Your job is to return every line in the data holding the string "more".

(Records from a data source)
= = =
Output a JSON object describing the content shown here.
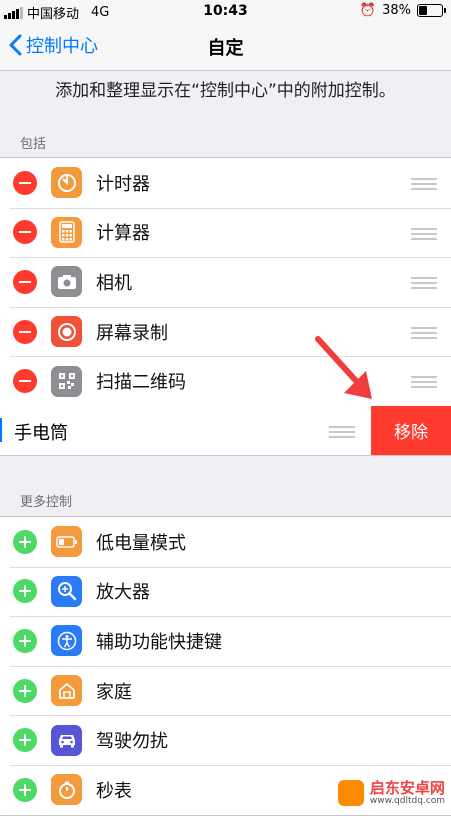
{
  "status_bar": {
    "carrier": "中国移动",
    "network": "4G",
    "time": "10:43",
    "battery_percent": "38%"
  },
  "nav": {
    "back_label": "控制中心",
    "title": "自定"
  },
  "description": "添加和整理显示在“控制中心”中的附加控制。",
  "included": {
    "header": "包括",
    "items": [
      {
        "label": "计时器",
        "icon": "timer-icon",
        "color": "#f39a3c"
      },
      {
        "label": "计算器",
        "icon": "calculator-icon",
        "color": "#f39a3c"
      },
      {
        "label": "相机",
        "icon": "camera-icon",
        "color": "#8e8e93"
      },
      {
        "label": "屏幕录制",
        "icon": "screen-record-icon",
        "color": "#f05138"
      },
      {
        "label": "扫描二维码",
        "icon": "qr-code-icon",
        "color": "#8e8e93"
      }
    ],
    "swiped_item": {
      "label": "手电筒",
      "action": "移除"
    }
  },
  "more": {
    "header": "更多控制",
    "items": [
      {
        "label": "低电量模式",
        "icon": "low-power-icon",
        "color": "#f39a3c"
      },
      {
        "label": "放大器",
        "icon": "magnifier-icon",
        "color": "#2b7bf6"
      },
      {
        "label": "辅助功能快捷键",
        "icon": "accessibility-icon",
        "color": "#2b7bf6"
      },
      {
        "label": "家庭",
        "icon": "home-icon",
        "color": "#f39a3c"
      },
      {
        "label": "驾驶勿扰",
        "icon": "car-icon",
        "color": "#5856d6"
      },
      {
        "label": "秒表",
        "icon": "stopwatch-icon",
        "color": "#f39a3c"
      }
    ]
  },
  "watermark": {
    "name": "启东安卓网",
    "url": "www.qdltdq.com"
  },
  "colors": {
    "accent": "#007aff",
    "remove": "#ff3b30",
    "add": "#4cd964"
  }
}
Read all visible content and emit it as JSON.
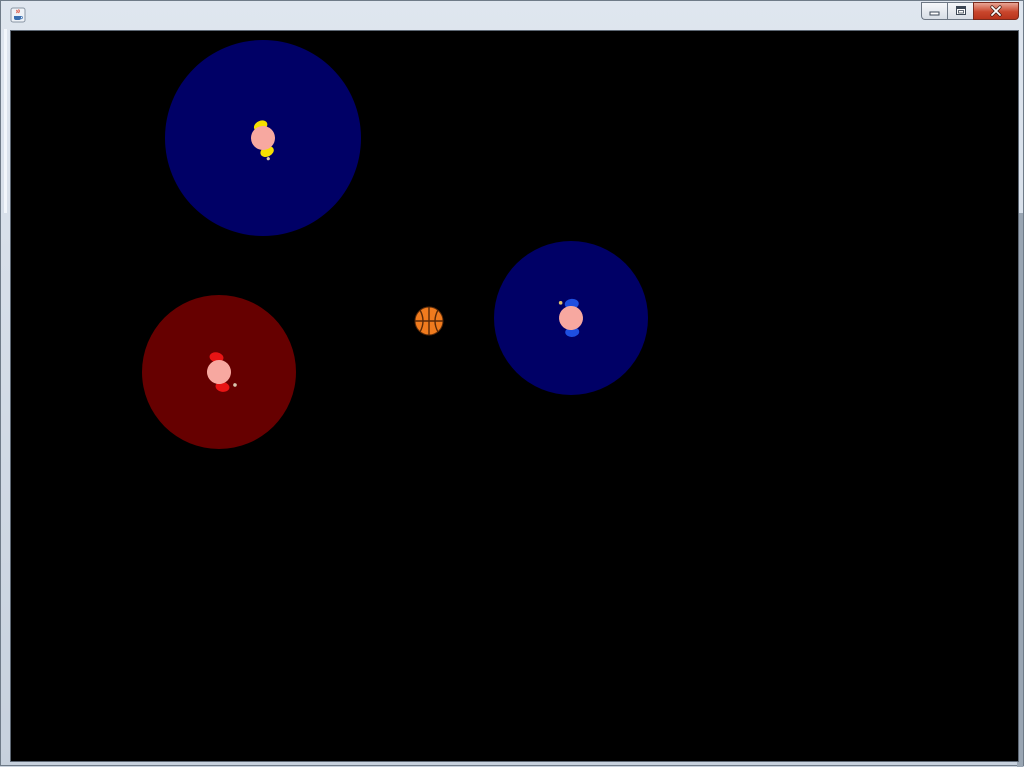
{
  "window": {
    "title": "",
    "controls": [
      {
        "name": "minimize-button",
        "icon": "minimize-icon"
      },
      {
        "name": "maximize-button",
        "icon": "maximize-icon"
      },
      {
        "name": "close-button",
        "icon": "close-icon"
      }
    ],
    "app_icon": "java-cup-icon"
  },
  "game": {
    "background": "#000000",
    "ball": {
      "icon": "basketball-icon",
      "color": "#f07b1e",
      "seam_color": "#5a2a08"
    },
    "players": [
      {
        "name": "player-yellow",
        "zone_color": "#000066",
        "shirt_color": "#f5e000",
        "head_color": "#f7a8a0"
      },
      {
        "name": "player-blue",
        "zone_color": "#000066",
        "shirt_color": "#1e4fe0",
        "head_color": "#f7a8a0"
      },
      {
        "name": "player-red",
        "zone_color": "#660000",
        "shirt_color": "#e81414",
        "head_color": "#f7a8a0"
      }
    ]
  }
}
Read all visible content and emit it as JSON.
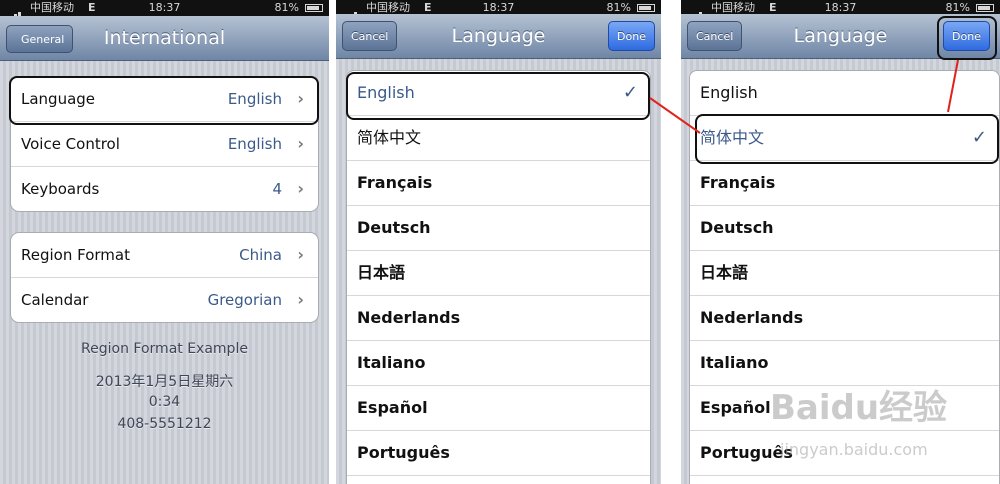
{
  "statusbar": {
    "carrier": "中国移动",
    "network": "E",
    "time": "18:37",
    "battery": "81%"
  },
  "panel1": {
    "nav": {
      "back_label": "General",
      "title": "International"
    },
    "group1": [
      {
        "label": "Language",
        "value": "English"
      },
      {
        "label": "Voice Control",
        "value": "English"
      },
      {
        "label": "Keyboards",
        "value": "4"
      }
    ],
    "group2": [
      {
        "label": "Region Format",
        "value": "China"
      },
      {
        "label": "Calendar",
        "value": "Gregorian"
      }
    ],
    "example": {
      "heading": "Region Format Example",
      "date": "2013年1月5日星期六",
      "time": "0:34",
      "phone": "408-5551212"
    }
  },
  "panel2": {
    "nav": {
      "cancel_label": "Cancel",
      "title": "Language",
      "done_label": "Done"
    },
    "languages": [
      "English",
      "简体中文",
      "Français",
      "Deutsch",
      "日本語",
      "Nederlands",
      "Italiano",
      "Español",
      "Português"
    ],
    "selected": "English"
  },
  "panel3": {
    "nav": {
      "cancel_label": "Cancel",
      "title": "Language",
      "done_label": "Done"
    },
    "languages": [
      "English",
      "简体中文",
      "Français",
      "Deutsch",
      "日本語",
      "Nederlands",
      "Italiano",
      "Español",
      "Português"
    ],
    "selected": "简体中文"
  },
  "watermark": {
    "logo": "Baidu经验",
    "url": "jingyan.baidu.com"
  },
  "colors": {
    "annotation_arrow": "#e0231b",
    "selected_text": "#3b5a8a",
    "done_button": "#2e6be0"
  },
  "icons": {
    "chevron": "chevron-right-icon",
    "check": "checkmark-icon",
    "signal": "signal-bars-icon",
    "battery": "battery-icon"
  }
}
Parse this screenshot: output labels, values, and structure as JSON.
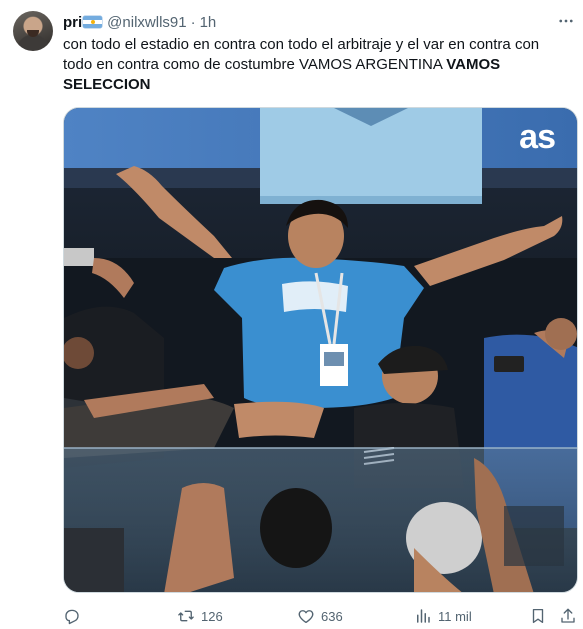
{
  "tweet": {
    "display_name": "pri",
    "handle": "@nilxwlls91",
    "separator": "·",
    "time": "1h",
    "text_regular": "con todo el estadio en contra con todo el arbitraje y el var en contra con todo en contra como de costumbre VAMOS ARGENTINA ",
    "text_bold": "VAMOS SELECCION",
    "media_watermark": "as"
  },
  "actions": {
    "replies": "",
    "retweets": "126",
    "likes": "636",
    "views": "11 mil"
  },
  "icons": {
    "flag": "argentina-flag-emoji",
    "more": "more-icon",
    "reply": "reply-icon",
    "retweet": "retweet-icon",
    "like": "heart-icon",
    "views": "views-icon",
    "bookmark": "bookmark-icon",
    "share": "share-icon"
  },
  "colors": {
    "text": "#0f1419",
    "secondary": "#536471",
    "flag_blue": "#74acdf"
  }
}
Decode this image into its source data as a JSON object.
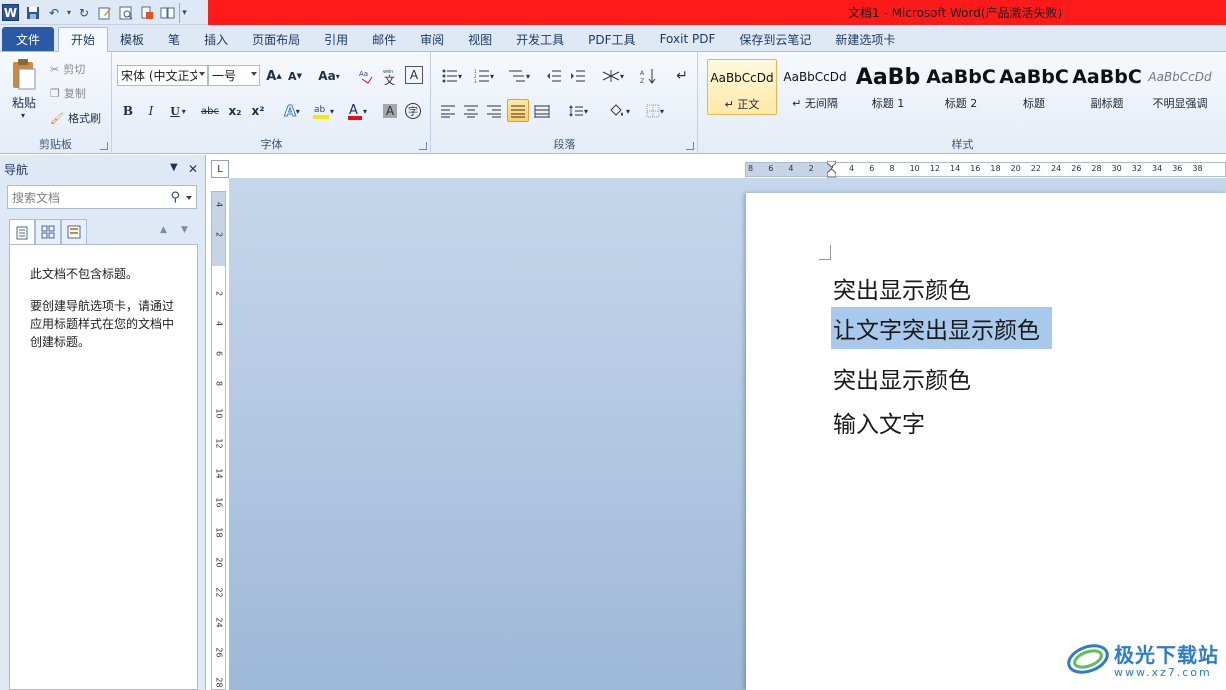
{
  "window": {
    "title": "文档1 - Microsoft Word(产品激活失败)",
    "app_icon_letter": "W"
  },
  "tabs": [
    "文件",
    "开始",
    "模板",
    "笔",
    "插入",
    "页面布局",
    "引用",
    "邮件",
    "审阅",
    "视图",
    "开发工具",
    "PDF工具",
    "Foxit PDF",
    "保存到云笔记",
    "新建选项卡"
  ],
  "active_tab": "开始",
  "ribbon": {
    "clipboard": {
      "label": "剪贴板",
      "paste": "粘贴",
      "cut": "剪切",
      "copy": "复制",
      "format_painter": "格式刷"
    },
    "font": {
      "label": "字体",
      "font_name": "宋体 (中文正文)",
      "font_size": "一号",
      "bold": "B",
      "italic": "I",
      "underline": "U",
      "strike": "abc",
      "subscript": "x₂",
      "superscript": "x²",
      "grow": "A",
      "shrink": "A",
      "change_case": "Aa",
      "font_color_accent": "#e0101c",
      "highlight_accent": "#f5e80a"
    },
    "paragraph": {
      "label": "段落"
    },
    "styles": {
      "label": "样式",
      "items": [
        {
          "sample": "AaBbCcDd",
          "name": "↵ 正文"
        },
        {
          "sample": "AaBbCcDd",
          "name": "↵ 无间隔"
        },
        {
          "sample": "AaBb",
          "name": "标题 1"
        },
        {
          "sample": "AaBbC",
          "name": "标题 2"
        },
        {
          "sample": "AaBbC",
          "name": "标题"
        },
        {
          "sample": "AaBbC",
          "name": "副标题"
        },
        {
          "sample": "AaBbCcDd",
          "name": "不明显强调"
        }
      ]
    }
  },
  "nav": {
    "title": "导航",
    "search_placeholder": "搜索文档",
    "message1": "此文档不包含标题。",
    "message2": "要创建导航选项卡，请通过应用标题样式在您的文档中创建标题。"
  },
  "ruler": {
    "h_ticks": [
      "8",
      "6",
      "4",
      "2",
      "2",
      "4",
      "6",
      "8",
      "10",
      "12",
      "14",
      "16",
      "18",
      "20",
      "22",
      "24",
      "26",
      "28",
      "30",
      "32",
      "34",
      "36",
      "38"
    ],
    "v_ticks": [
      "4",
      "2",
      "2",
      "4",
      "6",
      "8",
      "10",
      "12",
      "14",
      "16",
      "18",
      "20",
      "22",
      "24",
      "26",
      "28"
    ],
    "corner": "L"
  },
  "document": {
    "lines": [
      "突出显示颜色",
      "让文字突出显示颜色",
      "突出显示颜色",
      "输入文字"
    ],
    "highlight_color": "#a9c9ec"
  },
  "watermark": {
    "name": "极光下载站",
    "url": "www.xz7.com"
  }
}
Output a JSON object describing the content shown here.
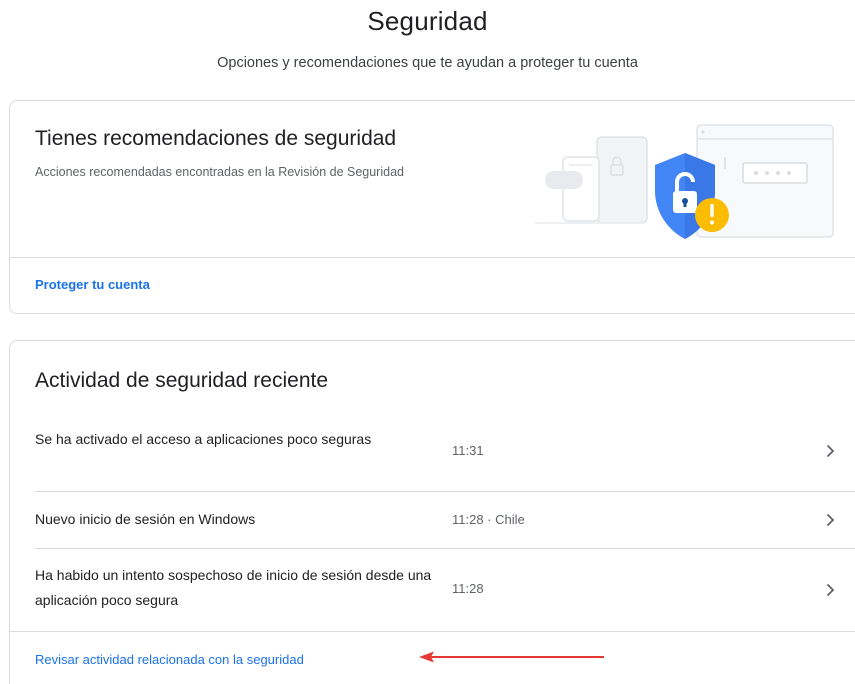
{
  "header": {
    "title": "Seguridad",
    "subtitle": "Opciones y recomendaciones que te ayudan a proteger tu cuenta"
  },
  "recommendations_card": {
    "title": "Tienes recomendaciones de seguridad",
    "description": "Acciones recomendadas encontradas en la Revisión de Seguridad",
    "link_label": "Proteger tu cuenta",
    "illustration_icons": [
      "devices-illustration",
      "shield-lock-icon",
      "warning-icon",
      "password-field-icon"
    ],
    "colors": {
      "shield": "#4285f4",
      "warning": "#fbbc04",
      "link": "#1a73e8"
    }
  },
  "activity_card": {
    "title": "Actividad de seguridad reciente",
    "items": [
      {
        "title": "Se ha activado el acceso a aplicaciones poco seguras",
        "time": "11:31"
      },
      {
        "title": "Nuevo inicio de sesión en Windows",
        "time": "11:28 · Chile"
      },
      {
        "title": "Ha habido un intento sospechoso de inicio de sesión desde una aplicación poco segura",
        "time": "11:28"
      }
    ],
    "link_label": "Revisar actividad relacionada con la seguridad",
    "annotation_arrow_color": "#e53935"
  }
}
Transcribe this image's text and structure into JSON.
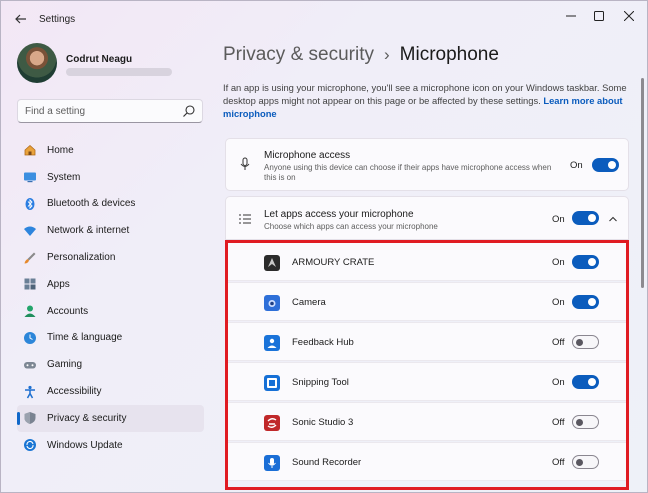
{
  "window": {
    "title": "Settings"
  },
  "profile": {
    "name": "Codrut Neagu"
  },
  "search": {
    "placeholder": "Find a setting"
  },
  "sidebar": {
    "items": [
      {
        "label": "Home",
        "icon": "home-icon"
      },
      {
        "label": "System",
        "icon": "system-icon"
      },
      {
        "label": "Bluetooth & devices",
        "icon": "bluetooth-icon"
      },
      {
        "label": "Network & internet",
        "icon": "network-icon"
      },
      {
        "label": "Personalization",
        "icon": "personalization-icon"
      },
      {
        "label": "Apps",
        "icon": "apps-icon"
      },
      {
        "label": "Accounts",
        "icon": "accounts-icon"
      },
      {
        "label": "Time & language",
        "icon": "time-language-icon"
      },
      {
        "label": "Gaming",
        "icon": "gaming-icon"
      },
      {
        "label": "Accessibility",
        "icon": "accessibility-icon"
      },
      {
        "label": "Privacy & security",
        "icon": "privacy-shield-icon",
        "active": true
      },
      {
        "label": "Windows Update",
        "icon": "windows-update-icon"
      }
    ]
  },
  "breadcrumb": {
    "parent": "Privacy & security",
    "separator": "›",
    "current": "Microphone"
  },
  "description": {
    "text": "If an app is using your microphone, you'll see a microphone icon on your Windows taskbar. Some desktop apps might not appear on this page or be affected by these settings.",
    "link": "Learn more about microphone"
  },
  "microphone_access": {
    "title": "Microphone access",
    "subtitle": "Anyone using this device can choose if their apps have microphone access when this is on",
    "state_label": "On",
    "enabled": true
  },
  "let_apps_access": {
    "title": "Let apps access your microphone",
    "subtitle": "Choose which apps can access your microphone",
    "state_label": "On",
    "enabled": true
  },
  "apps": [
    {
      "name": "ARMOURY CRATE",
      "state_label": "On",
      "enabled": true,
      "icon_color": "#2b2b2b"
    },
    {
      "name": "Camera",
      "state_label": "On",
      "enabled": true,
      "icon_color": "#2e6fd8"
    },
    {
      "name": "Feedback Hub",
      "state_label": "Off",
      "enabled": false,
      "icon_color": "#1a73d9"
    },
    {
      "name": "Snipping Tool",
      "state_label": "On",
      "enabled": true,
      "icon_color": "#1670d6"
    },
    {
      "name": "Sonic Studio 3",
      "state_label": "Off",
      "enabled": false,
      "icon_color": "#c0282a"
    },
    {
      "name": "Sound Recorder",
      "state_label": "Off",
      "enabled": false,
      "icon_color": "#1a6ed6"
    }
  ],
  "colors": {
    "accent": "#0b5cbd",
    "highlight": "#e01b22"
  }
}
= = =
- **Answer to the problem**
  "more": {
    "more": "more-icon",
    "link": "Learn more about microphone"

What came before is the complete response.